Monday, April 12, 2010

Sound Quote: Carlos Castaneda


It's always interesting to read descriptions of sounds unfurling from the pages of whatever text is crawling across the page. This one comes from "The Lessons on Don Juan - Journey to Ixtlan" by Carlos Castaneda.

“My elation and joy were so overwhelming that I began to weep...I was living in a most mysterious world and, like everyone else, I was a most mysterious being, and yet I was no more important than a beetle...I heard a peculiar roar at that moment. It was like the sound of a distant jet plane. As I focused my attention on it, the roar increased to a prolonged sharp metallic whizzing and then it softened until it was a mesmerizing, melodious sound. The melody was like the vibration of an electrical current. The image that came to my mind was that two electrified sphere's were coming together, or two square blocks of electrified metal were rubbing against each other and then coming to rest with a thump when they were perfectly leveled with each other.”

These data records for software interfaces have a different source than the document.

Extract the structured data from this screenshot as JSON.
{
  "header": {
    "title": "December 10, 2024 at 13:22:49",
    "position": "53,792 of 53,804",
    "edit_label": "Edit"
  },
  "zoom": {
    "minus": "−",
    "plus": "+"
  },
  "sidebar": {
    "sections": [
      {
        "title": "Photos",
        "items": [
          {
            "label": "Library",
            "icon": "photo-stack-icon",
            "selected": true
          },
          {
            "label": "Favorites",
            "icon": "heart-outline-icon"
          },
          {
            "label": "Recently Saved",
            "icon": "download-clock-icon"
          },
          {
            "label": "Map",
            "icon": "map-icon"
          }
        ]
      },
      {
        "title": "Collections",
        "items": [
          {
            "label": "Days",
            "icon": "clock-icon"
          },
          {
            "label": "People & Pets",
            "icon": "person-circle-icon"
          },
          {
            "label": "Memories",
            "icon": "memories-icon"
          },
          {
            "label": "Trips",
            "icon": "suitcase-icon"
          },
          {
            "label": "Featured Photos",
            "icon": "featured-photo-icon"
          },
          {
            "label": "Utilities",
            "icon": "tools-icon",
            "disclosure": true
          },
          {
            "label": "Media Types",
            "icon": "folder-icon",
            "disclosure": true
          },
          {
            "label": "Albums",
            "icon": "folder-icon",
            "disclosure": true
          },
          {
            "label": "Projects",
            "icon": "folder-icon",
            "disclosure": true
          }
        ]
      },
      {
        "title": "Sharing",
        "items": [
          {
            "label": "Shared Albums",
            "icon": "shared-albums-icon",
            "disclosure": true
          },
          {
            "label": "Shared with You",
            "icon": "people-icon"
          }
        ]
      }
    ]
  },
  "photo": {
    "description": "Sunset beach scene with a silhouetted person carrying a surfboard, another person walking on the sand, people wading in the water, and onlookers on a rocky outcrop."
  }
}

Having never dipped my toe in Castaneda well back when it may have been more "appropriate", I'm finding this passage particularly comforting in trying to access some of the themes touched on in what has been called a work of non-fiction:

My basic assumption in both books has been that the articulation points in learning to be a sorcerer were the states of nonordinary reality produced by the ingestion of psychotropic plants...My perception of the world through the effects of those psychotropics had been so bizarre and impressive that I was forced to assume that such states were the only avenue to communicating and learning what Don Juan was attempting to teach me. That assumption was erroneous.

Not one to buy into new age mysticism wholesale, the book has been an interesting and entertaining read which blurs the line between fantasy and reality yet keeps things grounded in an organic way. Reading about an authors description of sound continues to be a fascination whenever I stumble across it. To describe the sensation of vibrating air molecules in words can be clunky at best, but the attempts are always a pleasure to try and envision. Wait...enVISON implies sight...what is the audio equivalent of being able to synthesize(?) the sound of a description of sound?

2 comments:

Haydn Payne said...

I cant think of an equivalent word to envision for sound, but i think we need one!
I think I would actually use it every day

alexander said...

What a great share! I loved it. And I'm also a big fan of castaneda.

Cheers,
Alexander